Those lines of the records that contain "this" are to be located and copied.

DATA SHOWN »

══════

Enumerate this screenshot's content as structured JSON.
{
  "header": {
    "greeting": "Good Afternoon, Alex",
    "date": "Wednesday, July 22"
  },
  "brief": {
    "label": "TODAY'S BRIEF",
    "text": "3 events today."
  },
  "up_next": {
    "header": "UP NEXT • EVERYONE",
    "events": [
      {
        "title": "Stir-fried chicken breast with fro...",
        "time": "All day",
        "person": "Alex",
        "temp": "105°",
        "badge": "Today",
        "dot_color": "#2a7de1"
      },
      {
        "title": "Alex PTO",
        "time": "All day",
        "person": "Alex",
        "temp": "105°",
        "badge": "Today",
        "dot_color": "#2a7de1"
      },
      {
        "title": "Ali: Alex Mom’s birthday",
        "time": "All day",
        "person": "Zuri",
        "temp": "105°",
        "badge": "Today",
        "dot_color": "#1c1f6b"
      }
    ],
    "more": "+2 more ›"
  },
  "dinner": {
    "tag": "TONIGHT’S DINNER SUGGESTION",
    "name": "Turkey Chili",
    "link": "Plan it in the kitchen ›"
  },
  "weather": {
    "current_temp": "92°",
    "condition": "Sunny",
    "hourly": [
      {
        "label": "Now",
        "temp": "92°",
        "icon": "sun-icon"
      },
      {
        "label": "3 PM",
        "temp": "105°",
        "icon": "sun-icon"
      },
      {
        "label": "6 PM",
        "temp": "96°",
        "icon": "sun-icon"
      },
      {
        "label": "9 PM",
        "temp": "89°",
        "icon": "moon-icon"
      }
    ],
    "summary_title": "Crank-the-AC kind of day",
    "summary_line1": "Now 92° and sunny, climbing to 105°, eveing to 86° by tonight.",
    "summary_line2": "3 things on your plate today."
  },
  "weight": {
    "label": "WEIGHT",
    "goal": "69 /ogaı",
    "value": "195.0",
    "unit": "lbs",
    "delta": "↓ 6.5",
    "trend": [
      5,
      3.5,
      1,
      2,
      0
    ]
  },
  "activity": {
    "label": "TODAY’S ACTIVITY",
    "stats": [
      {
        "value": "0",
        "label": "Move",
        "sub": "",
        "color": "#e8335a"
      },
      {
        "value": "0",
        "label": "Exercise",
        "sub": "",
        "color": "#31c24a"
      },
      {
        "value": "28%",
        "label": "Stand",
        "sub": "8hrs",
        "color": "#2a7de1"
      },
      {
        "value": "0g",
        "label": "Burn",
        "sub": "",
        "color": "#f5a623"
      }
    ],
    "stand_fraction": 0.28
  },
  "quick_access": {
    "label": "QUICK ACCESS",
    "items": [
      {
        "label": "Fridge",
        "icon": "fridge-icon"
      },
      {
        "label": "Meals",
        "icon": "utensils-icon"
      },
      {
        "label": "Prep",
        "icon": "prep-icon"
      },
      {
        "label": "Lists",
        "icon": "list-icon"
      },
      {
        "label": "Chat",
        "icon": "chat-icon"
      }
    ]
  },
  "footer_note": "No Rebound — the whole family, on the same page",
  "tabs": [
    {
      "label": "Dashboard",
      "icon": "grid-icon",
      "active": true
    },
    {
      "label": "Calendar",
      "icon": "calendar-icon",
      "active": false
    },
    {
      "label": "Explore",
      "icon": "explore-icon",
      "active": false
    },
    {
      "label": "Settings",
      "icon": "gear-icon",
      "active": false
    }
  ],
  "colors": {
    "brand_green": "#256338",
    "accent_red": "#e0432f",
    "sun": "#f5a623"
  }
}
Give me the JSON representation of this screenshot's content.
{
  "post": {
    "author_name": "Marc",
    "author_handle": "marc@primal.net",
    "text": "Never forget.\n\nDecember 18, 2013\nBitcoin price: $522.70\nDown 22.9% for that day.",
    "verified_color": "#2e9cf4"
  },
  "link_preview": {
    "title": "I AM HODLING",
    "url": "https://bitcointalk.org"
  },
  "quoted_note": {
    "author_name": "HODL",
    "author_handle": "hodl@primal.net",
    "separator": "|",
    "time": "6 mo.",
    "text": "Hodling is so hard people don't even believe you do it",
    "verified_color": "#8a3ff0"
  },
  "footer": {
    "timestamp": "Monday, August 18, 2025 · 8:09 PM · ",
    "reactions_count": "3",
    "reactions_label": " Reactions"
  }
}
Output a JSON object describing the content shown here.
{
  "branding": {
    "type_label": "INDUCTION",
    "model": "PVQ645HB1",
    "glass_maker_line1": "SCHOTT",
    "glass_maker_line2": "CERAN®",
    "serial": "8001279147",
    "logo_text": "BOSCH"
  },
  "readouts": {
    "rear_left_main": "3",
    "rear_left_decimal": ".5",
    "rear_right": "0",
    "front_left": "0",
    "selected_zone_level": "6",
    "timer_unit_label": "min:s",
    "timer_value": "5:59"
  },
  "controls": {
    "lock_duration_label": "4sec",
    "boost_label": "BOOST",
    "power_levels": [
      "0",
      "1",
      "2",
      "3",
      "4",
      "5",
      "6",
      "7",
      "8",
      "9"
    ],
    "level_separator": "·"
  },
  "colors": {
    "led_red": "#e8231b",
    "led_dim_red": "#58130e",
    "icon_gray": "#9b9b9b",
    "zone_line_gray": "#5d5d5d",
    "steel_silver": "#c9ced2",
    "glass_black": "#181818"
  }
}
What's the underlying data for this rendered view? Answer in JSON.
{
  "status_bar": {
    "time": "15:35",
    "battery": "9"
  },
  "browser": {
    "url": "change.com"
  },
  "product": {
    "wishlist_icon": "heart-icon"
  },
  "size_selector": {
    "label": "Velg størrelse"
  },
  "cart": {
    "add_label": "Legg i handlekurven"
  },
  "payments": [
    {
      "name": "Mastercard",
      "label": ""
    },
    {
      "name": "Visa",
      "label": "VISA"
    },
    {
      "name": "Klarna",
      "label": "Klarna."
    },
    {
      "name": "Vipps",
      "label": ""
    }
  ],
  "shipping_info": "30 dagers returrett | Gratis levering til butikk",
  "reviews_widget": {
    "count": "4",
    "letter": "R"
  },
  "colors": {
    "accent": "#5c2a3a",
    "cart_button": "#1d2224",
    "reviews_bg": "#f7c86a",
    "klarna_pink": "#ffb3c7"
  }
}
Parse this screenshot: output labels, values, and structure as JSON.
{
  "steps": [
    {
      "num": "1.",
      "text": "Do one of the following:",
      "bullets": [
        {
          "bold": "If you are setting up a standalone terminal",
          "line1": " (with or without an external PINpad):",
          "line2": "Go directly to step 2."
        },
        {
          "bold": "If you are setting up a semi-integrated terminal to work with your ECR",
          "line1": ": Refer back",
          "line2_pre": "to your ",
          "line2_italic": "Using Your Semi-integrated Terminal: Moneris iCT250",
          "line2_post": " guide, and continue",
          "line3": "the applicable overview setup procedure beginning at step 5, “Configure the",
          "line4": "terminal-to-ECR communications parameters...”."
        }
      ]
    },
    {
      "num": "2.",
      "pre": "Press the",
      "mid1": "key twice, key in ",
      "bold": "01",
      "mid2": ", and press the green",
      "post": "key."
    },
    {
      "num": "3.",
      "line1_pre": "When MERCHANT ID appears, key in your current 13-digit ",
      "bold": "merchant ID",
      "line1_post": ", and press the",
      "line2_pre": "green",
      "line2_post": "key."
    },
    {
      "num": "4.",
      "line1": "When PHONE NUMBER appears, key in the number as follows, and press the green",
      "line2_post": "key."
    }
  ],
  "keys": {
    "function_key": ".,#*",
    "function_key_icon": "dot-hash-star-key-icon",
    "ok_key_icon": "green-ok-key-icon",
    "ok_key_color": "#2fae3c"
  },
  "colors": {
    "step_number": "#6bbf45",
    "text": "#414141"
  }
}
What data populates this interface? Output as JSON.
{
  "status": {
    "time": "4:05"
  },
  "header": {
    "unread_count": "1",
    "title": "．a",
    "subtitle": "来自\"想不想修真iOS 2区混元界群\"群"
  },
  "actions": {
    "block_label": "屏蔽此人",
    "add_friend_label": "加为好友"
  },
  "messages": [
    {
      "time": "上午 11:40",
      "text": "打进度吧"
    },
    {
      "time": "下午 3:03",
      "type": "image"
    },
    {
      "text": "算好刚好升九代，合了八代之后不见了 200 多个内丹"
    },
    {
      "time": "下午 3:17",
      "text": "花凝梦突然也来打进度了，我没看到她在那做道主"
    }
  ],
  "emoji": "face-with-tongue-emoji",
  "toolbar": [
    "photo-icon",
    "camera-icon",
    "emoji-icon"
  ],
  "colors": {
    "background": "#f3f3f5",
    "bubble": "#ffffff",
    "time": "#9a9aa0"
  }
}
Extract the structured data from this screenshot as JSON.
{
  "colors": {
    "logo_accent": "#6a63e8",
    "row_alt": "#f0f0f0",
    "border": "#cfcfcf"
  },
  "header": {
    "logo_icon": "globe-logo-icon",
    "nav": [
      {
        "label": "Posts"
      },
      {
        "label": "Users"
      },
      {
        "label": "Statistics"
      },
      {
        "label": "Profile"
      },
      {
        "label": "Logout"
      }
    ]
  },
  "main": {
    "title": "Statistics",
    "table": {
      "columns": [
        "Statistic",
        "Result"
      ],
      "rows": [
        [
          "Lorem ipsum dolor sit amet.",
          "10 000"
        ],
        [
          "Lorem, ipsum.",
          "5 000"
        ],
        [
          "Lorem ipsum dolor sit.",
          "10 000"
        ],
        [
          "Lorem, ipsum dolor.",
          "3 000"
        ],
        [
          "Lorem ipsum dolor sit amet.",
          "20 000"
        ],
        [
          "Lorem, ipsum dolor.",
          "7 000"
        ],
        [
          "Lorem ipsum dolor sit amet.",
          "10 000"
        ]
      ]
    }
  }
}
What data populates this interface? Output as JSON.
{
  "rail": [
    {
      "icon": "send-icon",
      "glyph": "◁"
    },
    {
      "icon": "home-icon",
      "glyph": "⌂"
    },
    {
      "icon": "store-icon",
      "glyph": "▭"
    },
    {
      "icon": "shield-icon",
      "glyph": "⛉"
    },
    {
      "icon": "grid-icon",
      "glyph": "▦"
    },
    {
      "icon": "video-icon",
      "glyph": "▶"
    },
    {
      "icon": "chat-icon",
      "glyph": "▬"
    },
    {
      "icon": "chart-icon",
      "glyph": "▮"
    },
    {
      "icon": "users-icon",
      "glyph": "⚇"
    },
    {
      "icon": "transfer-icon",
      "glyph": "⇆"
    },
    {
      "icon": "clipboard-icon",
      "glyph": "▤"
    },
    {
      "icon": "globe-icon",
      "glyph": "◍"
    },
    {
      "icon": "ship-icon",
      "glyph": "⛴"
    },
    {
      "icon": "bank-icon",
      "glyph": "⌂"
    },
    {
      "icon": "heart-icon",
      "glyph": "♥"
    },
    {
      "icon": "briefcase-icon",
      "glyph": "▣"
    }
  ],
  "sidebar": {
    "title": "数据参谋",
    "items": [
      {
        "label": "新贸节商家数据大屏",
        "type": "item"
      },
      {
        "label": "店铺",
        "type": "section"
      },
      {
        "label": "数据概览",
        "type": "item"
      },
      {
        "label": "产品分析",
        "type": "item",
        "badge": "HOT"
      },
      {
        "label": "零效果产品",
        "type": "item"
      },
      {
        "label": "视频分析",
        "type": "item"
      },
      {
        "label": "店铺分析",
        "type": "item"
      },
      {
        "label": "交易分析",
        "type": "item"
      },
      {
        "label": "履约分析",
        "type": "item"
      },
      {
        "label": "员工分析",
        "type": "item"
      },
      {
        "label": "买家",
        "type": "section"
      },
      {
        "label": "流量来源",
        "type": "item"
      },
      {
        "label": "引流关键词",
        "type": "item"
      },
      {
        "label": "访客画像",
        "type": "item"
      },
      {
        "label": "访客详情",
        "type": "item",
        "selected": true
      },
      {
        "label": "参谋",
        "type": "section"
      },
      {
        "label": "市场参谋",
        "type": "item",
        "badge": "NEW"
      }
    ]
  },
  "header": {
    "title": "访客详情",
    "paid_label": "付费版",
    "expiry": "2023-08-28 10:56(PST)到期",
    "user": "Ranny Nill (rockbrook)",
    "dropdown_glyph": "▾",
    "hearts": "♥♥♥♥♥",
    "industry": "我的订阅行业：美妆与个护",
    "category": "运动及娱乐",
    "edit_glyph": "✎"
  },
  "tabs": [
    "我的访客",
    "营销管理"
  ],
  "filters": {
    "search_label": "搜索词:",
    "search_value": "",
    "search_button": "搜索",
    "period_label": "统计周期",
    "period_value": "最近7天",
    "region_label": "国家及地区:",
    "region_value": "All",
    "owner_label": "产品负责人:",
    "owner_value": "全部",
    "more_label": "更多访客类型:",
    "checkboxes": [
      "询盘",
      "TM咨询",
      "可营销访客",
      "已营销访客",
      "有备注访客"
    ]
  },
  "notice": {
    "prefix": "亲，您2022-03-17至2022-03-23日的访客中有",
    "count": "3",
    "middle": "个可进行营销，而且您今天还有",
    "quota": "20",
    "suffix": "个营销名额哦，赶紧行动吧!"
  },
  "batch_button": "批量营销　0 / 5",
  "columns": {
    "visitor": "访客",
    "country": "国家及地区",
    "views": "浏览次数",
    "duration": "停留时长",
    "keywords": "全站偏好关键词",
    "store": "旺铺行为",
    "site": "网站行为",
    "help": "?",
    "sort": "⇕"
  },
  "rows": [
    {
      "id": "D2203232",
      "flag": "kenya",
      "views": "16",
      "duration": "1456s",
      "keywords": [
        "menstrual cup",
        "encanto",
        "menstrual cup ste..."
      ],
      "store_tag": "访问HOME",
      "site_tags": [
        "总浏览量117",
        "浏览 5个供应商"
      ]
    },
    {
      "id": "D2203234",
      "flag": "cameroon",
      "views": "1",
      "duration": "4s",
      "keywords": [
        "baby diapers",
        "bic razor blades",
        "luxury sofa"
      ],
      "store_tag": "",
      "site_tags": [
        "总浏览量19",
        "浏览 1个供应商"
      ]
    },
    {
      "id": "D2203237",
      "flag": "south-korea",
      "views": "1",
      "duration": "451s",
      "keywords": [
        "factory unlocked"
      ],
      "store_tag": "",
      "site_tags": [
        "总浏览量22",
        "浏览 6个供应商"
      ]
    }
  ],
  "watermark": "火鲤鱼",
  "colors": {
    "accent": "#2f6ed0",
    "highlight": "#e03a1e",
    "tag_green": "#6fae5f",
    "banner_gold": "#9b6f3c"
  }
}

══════

COMPLETED TASK »
Enumerate this screenshot's content as structured JSON.
Give me the JSON representation of this screenshot's content.
What's the underlying data for this rendered view? Answer in JSON.
Parse this screenshot: output labels, values, and structure as JSON.
What data populates this interface? Output as JSON.
Extract the structured data from this screenshot as JSON.
What data populates this interface? Output as JSON.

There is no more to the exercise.